Last day in Kathmandu
The original schedule for our last day in Nepal was to get up at 4:00 AM to catch the morning flight to Bahrain for a 14 hour layover before continuing on to London. I prepared myself for a long day of granola bars and airplane food. Airlines seem to usually have two flights per day out of Kathmandu, and luckily they switched us to the evening flight, cutting our layover down to 2 hours.
That was welcome news, since we found the Bahraini airport a rather unnerving place the first time (so very much tension and so very many burqa’s), and though international airports are inherently interesting places, 14 hours is a long time to people-watch in the same hallway.
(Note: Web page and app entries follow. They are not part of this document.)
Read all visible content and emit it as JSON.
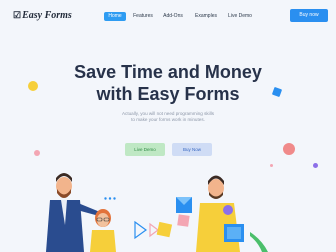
{
  "brand": {
    "name": "Easy Forms",
    "icon": "pencil-checkbox-icon"
  },
  "nav": {
    "items": [
      {
        "label": "Home",
        "active": true
      },
      {
        "label": "Features",
        "active": false
      },
      {
        "label": "Add-Ons",
        "active": false
      },
      {
        "label": "Examples",
        "active": false
      },
      {
        "label": "Live Demo",
        "active": false
      }
    ],
    "buy_label": "Buy now"
  },
  "hero": {
    "title_line1": "Save Time and Money",
    "title_line2": "with Easy Forms",
    "subtitle_line1": "Actually, you will not need programming skills",
    "subtitle_line2": "to make your forms work in minutes.",
    "demo_button": "Live Demo",
    "buy_button": "Buy Now"
  },
  "colors": {
    "background": "#f3f6fb",
    "primary": "#2a8ff0",
    "title": "#27324a",
    "demo_button_bg": "#bfe8c4",
    "buy_button_bg": "#cfdcf5"
  }
}
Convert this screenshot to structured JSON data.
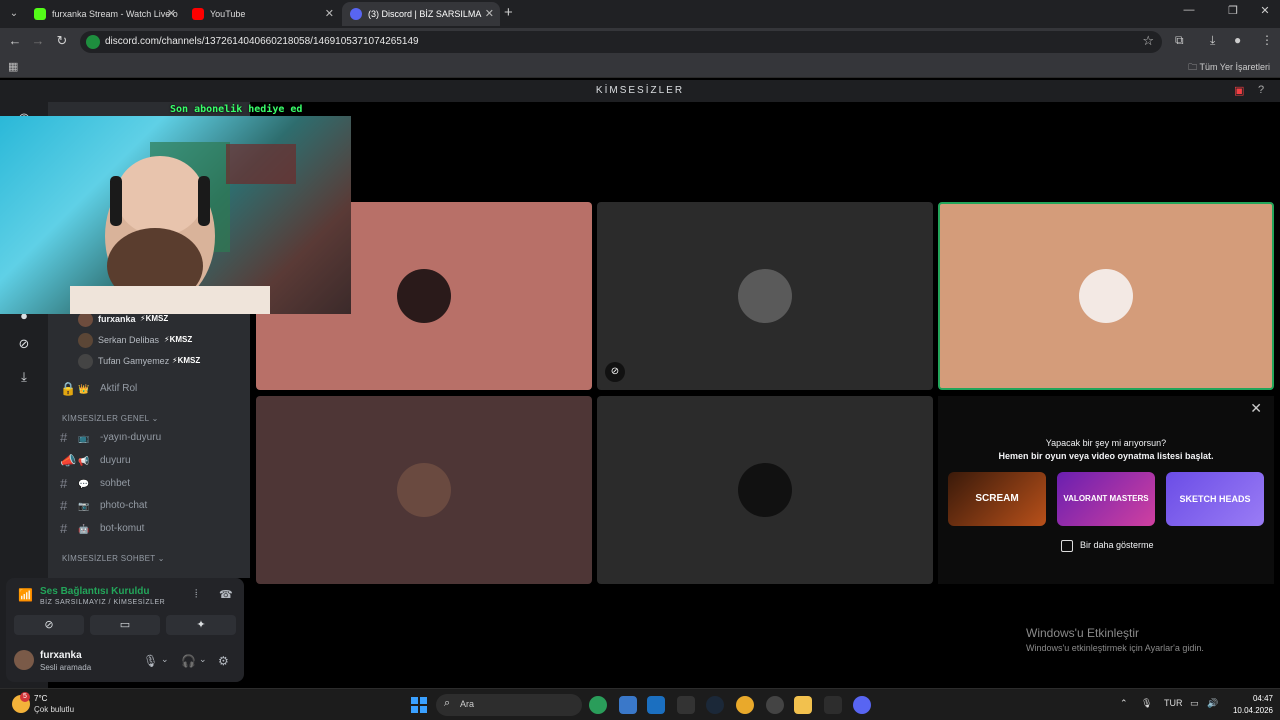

So instead we had another day in Kathmandu, starting with a leisurely goodbye to our three remaining program-mates (the others had all been voted off the island or eaten by sloth bears) as they departed for a village-to-village trek whose details made me jealous. Then we walked into Basundhara for a masala omlet (sic), wandered a bit, had super-spiced veggie momos (a Nepali/Tibetan version of pot stickers), a nap, back into town for chicken butter masala curry with basmati rice and garlic roti (you can see where my priorities lay), then headed for the airport.
On the way we dropped off two Finnish girls at the orphanage where they will be volunteering for two weeks. They were sweet girls, but their youth and green-ness were painfully obvious as they chattered away instead of paying attention to Rajesh (the program boss and superhero) even as he explained how to walk there (they would be going alone starting the next morning).
I admire Rajesh immensely for many reasons, one of which is how he somehow manages to shepherd group after group from giggling and oblivious to prepared to live for 2-12 weeks (or 10 months) in Nepali families and teach classes. And the entire time he patiently answers questions and laughs gustily and genuinely at jokes, all of (both of) which he must have heard a thousand times before. His entire family is a fortress of hospitality, personality, and authentic fundamental goodness.
We got onto the road to the airport to find gridlocked traffic (“gridlock” may not be the best term since there is nothing so orderly as a grid in Nepali traffic). Nepal had just elected another in a long line of Prime Ministers that day (they rarely last a year) which may have contributed to the standstill. Motorbikes buzzed and swirled like the flies in the gutters, while everyone else aggressively shouldered their way into spaces that seemed way too small, turning off their engines during the minutes between each miniscule movement. I am deeply surprised to see so many relatively intact paint jobs as they defiantly refuse to ever give way. A polite driver in Nepal would never go anywhere. Literally.
The road was wide enough for 2 American lanes, or 3 European, so there were 4-5 Nepali. The 3-4 in our direction were fully constipated, the 1 oncoming flowed steadily (a customary contrast in Nepal). Half a kilometer farther along it switched, our side merged into 1 lane, which slid past 3 of stationary chaos. No one had the patience or control to point out that it would work much better with two lanes in each direction, instead of the 4-into-1 bottlenecks on both sides. This is Nepal.
I hear India takes all these things about Nepal and multiplies then several times over. I am not ready for India right now.
There is not much you can do about gridlock, and I trusted Rajesh to do what could be done, so I sat back to enjoy my last bits of Nepal through the window of our little white van as he skilfully wedged it into closet-sized spaces, saying only “if you can drive in Kathmandu, you can drive anywhere.”
I watched fruit stands by the side of the road tended by women with colourful sari’s and potent scowls. Cows wandered, grazed, or stood in peculiar places, utterly unmolested. A woman in a bus in front of us stuck her leathery head out the window and vomited white liquid onto the street without looking; it was pure luck that there was no motorcycle coming.
Rajesh saved our bacon (not the first time) by swerving off onto small surface streets that spit us out unexpectedly close to the airport. Having a local on your team is priceless.
Leaving a wonderful place and the people who made it even better is a uniquely difficult thing, but we took refuge in the distractions of travel, first stop: Bahrain.